Medical Emergencies on Travel
LBNL travelers may be covered by multiple forms of insurance while on business travel. The exact details depend on regulations and contracts too complex to quote here, but some general advice follows:
Personal Health Insurance: LBNL's health insurance for covered employees can provide services out of the Northern California area, according to their individual policies. Travelers are encouraged to carry the telephone number for their plan and contact the plan prior to seeking care when possible. Except for the Blue Cross PPO plan, the medical plans only provide emergency/urgent care service outside of the service plan area. Here is a link to the UC medical plan contacts http://atyourservice.ucop.edu/directories_contacts/health_welfare_contacts.html
Workers' Compensation: Injuries sustained while at work at a distant location are usually covered by workers' compensation benefits. Immediate notification of your supervisor, LBNL disability management (486-5213) or LBNL risk management (486-7025) can initiate a claim.
UCOP Emergency Evacuation Insurance: UC employees are covered by an emergency evacuation insurance policy through UCOP. This benefit can cover transportation (not medical expenses) either to medical care and/or back to the Bay Area for persons suffering serious injury or emergency illness while on travel.

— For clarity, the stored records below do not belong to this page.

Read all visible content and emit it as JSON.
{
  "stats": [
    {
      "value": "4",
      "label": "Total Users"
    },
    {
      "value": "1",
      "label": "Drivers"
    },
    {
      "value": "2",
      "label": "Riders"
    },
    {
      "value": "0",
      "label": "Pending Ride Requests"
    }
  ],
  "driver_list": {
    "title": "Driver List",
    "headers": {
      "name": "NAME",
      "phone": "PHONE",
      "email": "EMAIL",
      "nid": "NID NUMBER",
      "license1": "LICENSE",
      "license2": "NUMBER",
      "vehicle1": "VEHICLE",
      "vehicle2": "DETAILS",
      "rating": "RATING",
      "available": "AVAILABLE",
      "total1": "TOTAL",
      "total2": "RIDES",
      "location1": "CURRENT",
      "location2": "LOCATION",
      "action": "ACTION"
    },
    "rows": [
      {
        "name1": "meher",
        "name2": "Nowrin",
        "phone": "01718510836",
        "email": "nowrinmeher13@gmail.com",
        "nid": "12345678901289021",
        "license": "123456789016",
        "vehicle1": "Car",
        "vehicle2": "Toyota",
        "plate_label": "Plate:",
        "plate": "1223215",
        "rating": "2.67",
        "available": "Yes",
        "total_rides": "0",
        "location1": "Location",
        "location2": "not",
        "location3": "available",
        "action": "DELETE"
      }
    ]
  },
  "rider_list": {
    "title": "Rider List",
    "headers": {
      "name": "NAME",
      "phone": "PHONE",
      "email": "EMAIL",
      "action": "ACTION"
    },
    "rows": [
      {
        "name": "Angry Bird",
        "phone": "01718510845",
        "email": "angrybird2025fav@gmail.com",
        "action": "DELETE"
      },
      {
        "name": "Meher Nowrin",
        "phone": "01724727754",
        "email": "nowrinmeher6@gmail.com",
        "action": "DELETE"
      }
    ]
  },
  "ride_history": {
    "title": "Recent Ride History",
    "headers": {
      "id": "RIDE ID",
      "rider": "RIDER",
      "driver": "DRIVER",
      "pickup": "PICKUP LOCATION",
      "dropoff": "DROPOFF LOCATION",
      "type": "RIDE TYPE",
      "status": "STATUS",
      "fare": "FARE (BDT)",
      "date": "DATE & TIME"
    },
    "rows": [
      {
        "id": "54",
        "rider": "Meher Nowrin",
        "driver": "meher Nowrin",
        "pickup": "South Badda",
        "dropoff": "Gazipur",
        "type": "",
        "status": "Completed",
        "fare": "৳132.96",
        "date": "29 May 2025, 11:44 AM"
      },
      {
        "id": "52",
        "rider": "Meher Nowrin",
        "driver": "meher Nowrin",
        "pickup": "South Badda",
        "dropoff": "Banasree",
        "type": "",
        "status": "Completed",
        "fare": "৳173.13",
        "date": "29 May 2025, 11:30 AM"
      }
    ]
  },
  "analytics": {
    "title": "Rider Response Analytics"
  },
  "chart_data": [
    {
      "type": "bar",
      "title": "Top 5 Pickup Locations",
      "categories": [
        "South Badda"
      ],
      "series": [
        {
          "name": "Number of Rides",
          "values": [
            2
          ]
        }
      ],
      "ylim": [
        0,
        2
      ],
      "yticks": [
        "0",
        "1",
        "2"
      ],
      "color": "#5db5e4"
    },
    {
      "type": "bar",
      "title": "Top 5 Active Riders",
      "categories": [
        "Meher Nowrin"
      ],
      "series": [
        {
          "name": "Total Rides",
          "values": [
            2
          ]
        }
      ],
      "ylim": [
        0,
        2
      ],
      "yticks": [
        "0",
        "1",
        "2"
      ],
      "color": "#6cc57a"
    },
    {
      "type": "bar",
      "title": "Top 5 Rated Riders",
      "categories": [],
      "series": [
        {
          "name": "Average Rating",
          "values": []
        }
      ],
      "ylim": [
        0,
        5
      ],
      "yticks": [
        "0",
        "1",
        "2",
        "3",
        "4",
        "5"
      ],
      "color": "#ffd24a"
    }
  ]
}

This benefit should be accessed by calling the AIG Assist program directly at 800 626-2427, or internationally at 01-713-267-2525 (UCOP Policy GTP 8055649). Physician certification is required prior to transport as to the severity of the medical condition and the need for evacuation.

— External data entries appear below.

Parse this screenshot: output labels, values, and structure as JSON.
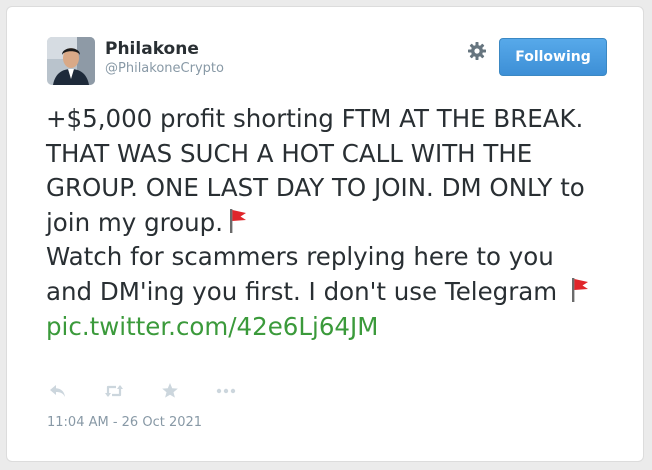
{
  "user": {
    "name": "Philakone",
    "handle": "@PhilakoneCrypto"
  },
  "follow_button": {
    "label": "Following",
    "color": "#4a9ee0"
  },
  "tweet": {
    "line1": "+$5,000 profit shorting FTM AT THE BREAK. THAT WAS SUCH A HOT CALL WITH THE GROUP. ONE LAST DAY TO JOIN. DM ONLY to join my group.",
    "line2": "Watch for scammers replying here to you and DM'ing you first. I don't use Telegram",
    "link": "pic.twitter.com/42e6Lj64JM",
    "emoji_icon": "red-flag-icon"
  },
  "timestamp": "11:04 AM - 26 Oct 2021",
  "actions": [
    "reply-icon",
    "retweet-icon",
    "favorite-icon",
    "more-icon"
  ],
  "colors": {
    "link": "#3b9a3b",
    "text": "#292f33",
    "muted": "#8899a6"
  }
}
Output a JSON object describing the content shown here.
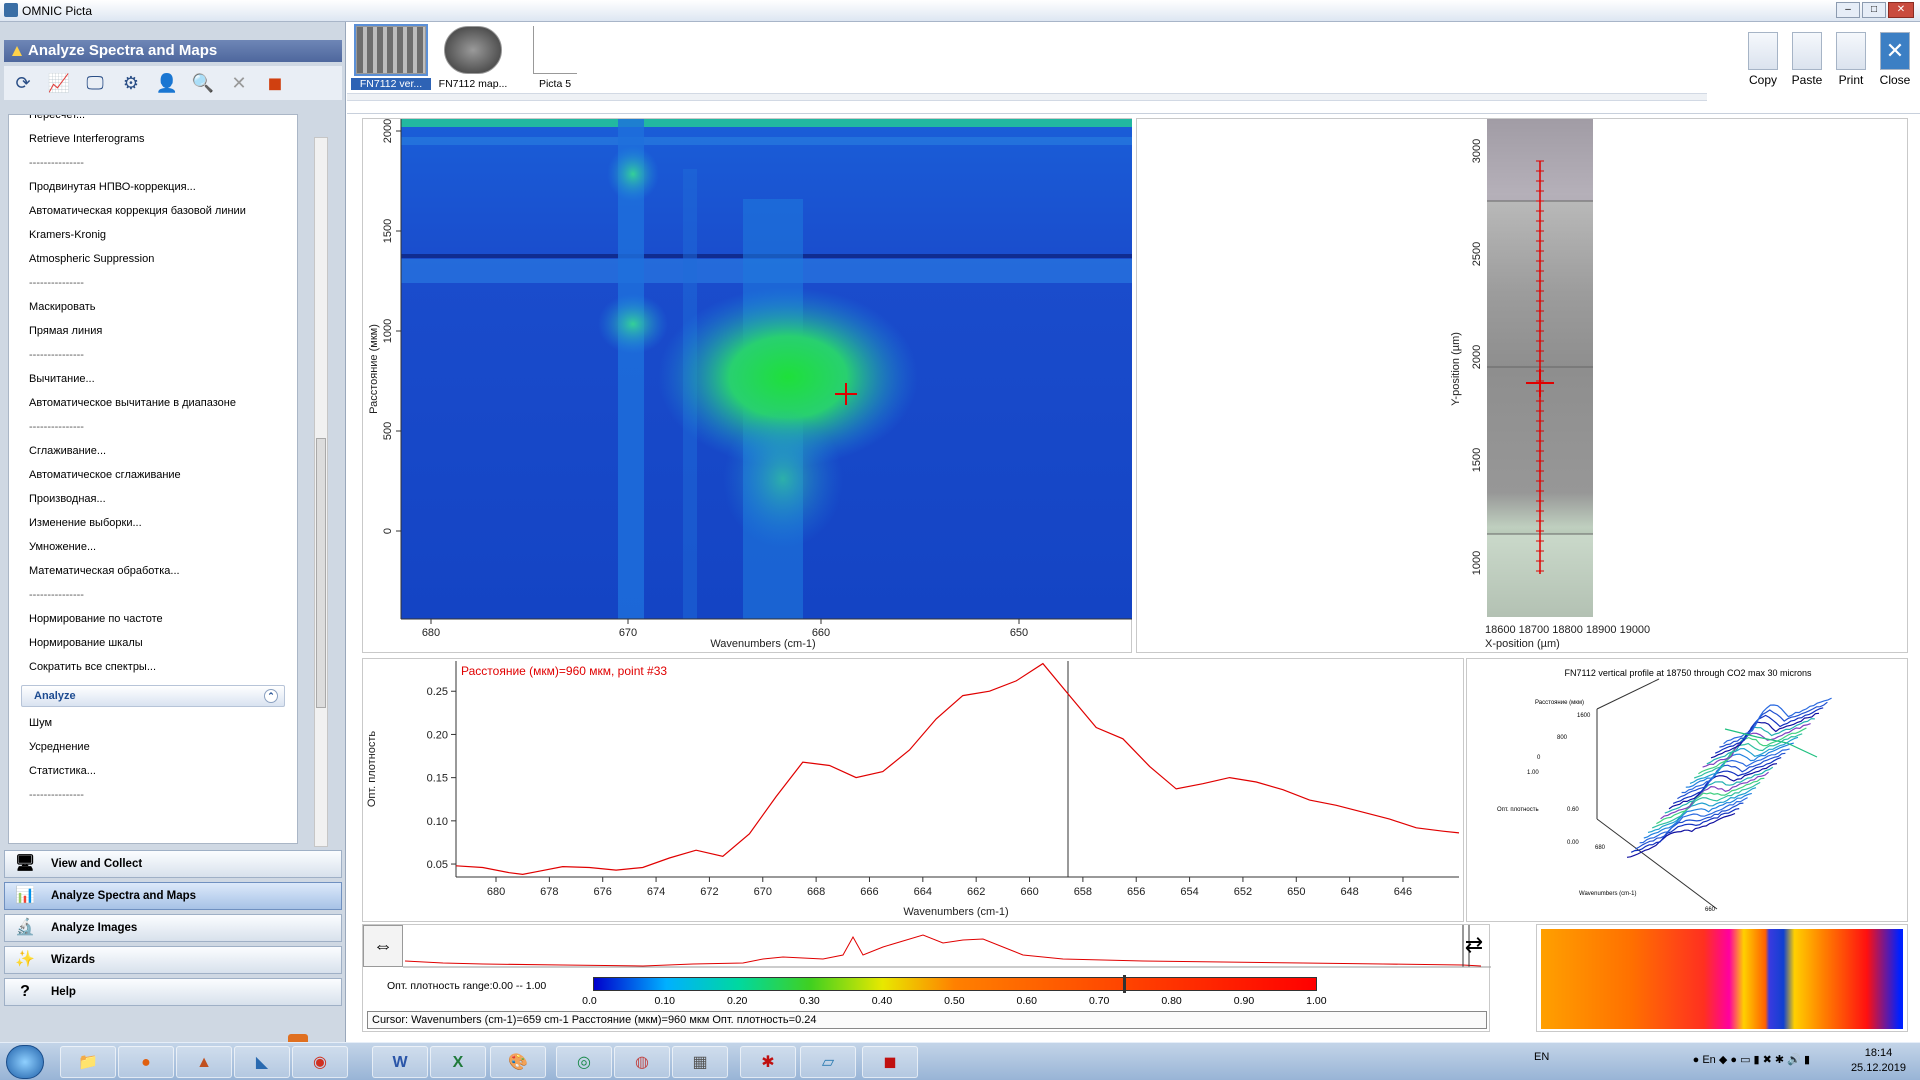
{
  "window": {
    "title": "OMNIC Picta"
  },
  "left_panel": {
    "header": "Analyze Spectra and Maps",
    "menu_items": [
      "Пересчет...",
      "Retrieve Interferograms",
      "---------------",
      "Продвинутая НПВО-коррекция...",
      "Автоматическая коррекция базовой линии",
      "Kramers-Kronig",
      "Atmospheric Suppression",
      "---------------",
      "Маскировать",
      "Прямая линия",
      "---------------",
      "Вычитание...",
      "Автоматическое вычитание в диапазоне",
      "---------------",
      "Сглаживание...",
      "Автоматическое сглаживание",
      "Производная...",
      "Изменение выборки...",
      "Умножение...",
      "Математическая обработка...",
      "---------------",
      "Нормирование по частоте",
      "Нормирование шкалы",
      "Сократить все спектры..."
    ],
    "group": {
      "label": "Analyze",
      "items": [
        "Шум",
        "Усреднение",
        "Статистика...",
        "---------------"
      ]
    },
    "nav": [
      "View and Collect",
      "Analyze Spectra and Maps",
      "Analyze Images",
      "Wizards",
      "Help"
    ]
  },
  "thumbs": [
    "FN7112 ver...",
    "FN7112 map...",
    "Picta 5"
  ],
  "right_buttons": [
    "Copy",
    "Paste",
    "Print",
    "Close"
  ],
  "map": {
    "y_ticks": [
      "2000",
      "1500",
      "1000",
      "500",
      "0"
    ],
    "y_label": "Расстояние (мкм)",
    "x_ticks": [
      "680",
      "670",
      "660",
      "650"
    ],
    "x_label": "Wavenumbers (cm-1)"
  },
  "image_panel": {
    "y_ticks": [
      "3000",
      "2500",
      "2000",
      "1500",
      "1000"
    ],
    "y_label": "Y-position (µm)",
    "x_ticks": "18600 18700 18800 18900 19000",
    "x_label": "X-position (µm)"
  },
  "spectrum": {
    "annotation": "Расстояние (мкм)=960 мкм, point #33",
    "y_label": "Опт. плотность",
    "y_ticks": [
      "0.25",
      "0.20",
      "0.15",
      "0.10",
      "0.05"
    ],
    "x_ticks": [
      "680",
      "678",
      "676",
      "674",
      "672",
      "670",
      "668",
      "666",
      "664",
      "662",
      "660",
      "658",
      "656",
      "654",
      "652",
      "650",
      "648",
      "646"
    ],
    "x_label": "Wavenumbers (cm-1)"
  },
  "plot3d": {
    "title": "FN7112 vertical profile at 18750 through CO2 max 30 microns",
    "labels": [
      "Расстояние (мкм)",
      "1600",
      "800",
      "0",
      "1.00",
      "Опт. плотность",
      "0.60",
      "0.00",
      "Wavenumbers (cm-1)",
      "680",
      "660"
    ]
  },
  "colorbar": {
    "range_label": "Опт. плотность range:0.00 -- 1.00",
    "ticks": [
      "0.0",
      "0.10",
      "0.20",
      "0.30",
      "0.40",
      "0.50",
      "0.60",
      "0.70",
      "0.80",
      "0.90",
      "1.00"
    ],
    "colors": [
      "#0000cc",
      "#00b0ff",
      "#00d8a0",
      "#40d020",
      "#e8e800",
      "#ff8000",
      "#ff0000"
    ]
  },
  "status": "Cursor: Wavenumbers (cm-1)=659 cm-1  Расстояние (мкм)=960 мкм  Опт. плотность=0.24",
  "taskbar": {
    "lang": "EN",
    "time": "18:14",
    "date": "25.12.2019",
    "tray_lang": "En"
  },
  "chart_data": {
    "type": "line",
    "title": "Расстояние (мкм)=960 мкм, point #33",
    "xlabel": "Wavenumbers (cm-1)",
    "ylabel": "Опт. плотность",
    "xlim": [
      681.5,
      643.9
    ],
    "ylim": [
      0.035,
      0.285
    ],
    "x": [
      681.5,
      680.5,
      679.5,
      679,
      678.5,
      677.5,
      676.5,
      675.5,
      674.5,
      673.5,
      672.5,
      671.5,
      670.5,
      669.5,
      668.5,
      667.5,
      666.5,
      665.5,
      664.5,
      663.5,
      662.5,
      661.5,
      660.5,
      659.5,
      658.5,
      657.5,
      656.5,
      655.5,
      654.5,
      653.5,
      652.5,
      651.5,
      650.5,
      649.5,
      648.5,
      647.5,
      646.5,
      645.5,
      644.5,
      643.9
    ],
    "y": [
      0.048,
      0.046,
      0.04,
      0.038,
      0.041,
      0.047,
      0.046,
      0.043,
      0.046,
      0.057,
      0.066,
      0.059,
      0.085,
      0.128,
      0.168,
      0.164,
      0.15,
      0.157,
      0.182,
      0.218,
      0.245,
      0.25,
      0.262,
      0.282,
      0.245,
      0.208,
      0.195,
      0.163,
      0.137,
      0.143,
      0.15,
      0.145,
      0.136,
      0.124,
      0.118,
      0.11,
      0.102,
      0.092,
      0.088,
      0.086
    ]
  }
}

A Helping Hand for Global Travelers
Destination-Specific Health Information
It can be overwhelming to research travel health conditions because information may be given on a continent, region, or country level. The Centers for Disease Control have a good web site organized by destination country (http://wwwn.cdc.gov/travel/destinationList.aspx). Each country's profile includes: safety and security tips, preparing for your trip, diseases found in your destination country, what you need to bring with you, staying healthy during your trip, and tips for after you return home. Take a look!
Flying into Flu Season?
Traveling south of the equator in summer exposes you to flu season in the Southern hemisphere. Their flu season runs from April until September, so CDC is recommending that all travelers at risk of flu complications get vaccinated. Fortunately, this year the vaccine available in the U.S. is the same as the vaccine for this summer in the Southern hemisphere. More information on the flu and finding a vaccination this summer is available HERE (pdf) .
Chicken About Bird Flu?
Close observers of the news will note a recent increase in the number of articles about the H5N1 avian flu. Last Spring, birds carrying the virus were discovered in 33 additional countries, while very few countries experienced human cases. LBNL's Site Occupational Medical Director, Dr. Peter Lichty, tracks avian flu news on a daily basis to determine whether any travel restrictions or precautions are needed. "We expect increased reports of virus isolation, based on last year's experience. What I am watching for is any report of human to human transmission".
LBNL travelers can learn more about what precautions to take by consulting the DOE guidance issued in late 2005 found HERE (pdf). The central US government web site also has a travel section packed with useful information, found HERE.
Travelers with questions are encouraged to call Health Services, extension 6266. Make sure someone at the Lab knows where you are and how to reach you in case of emergencies.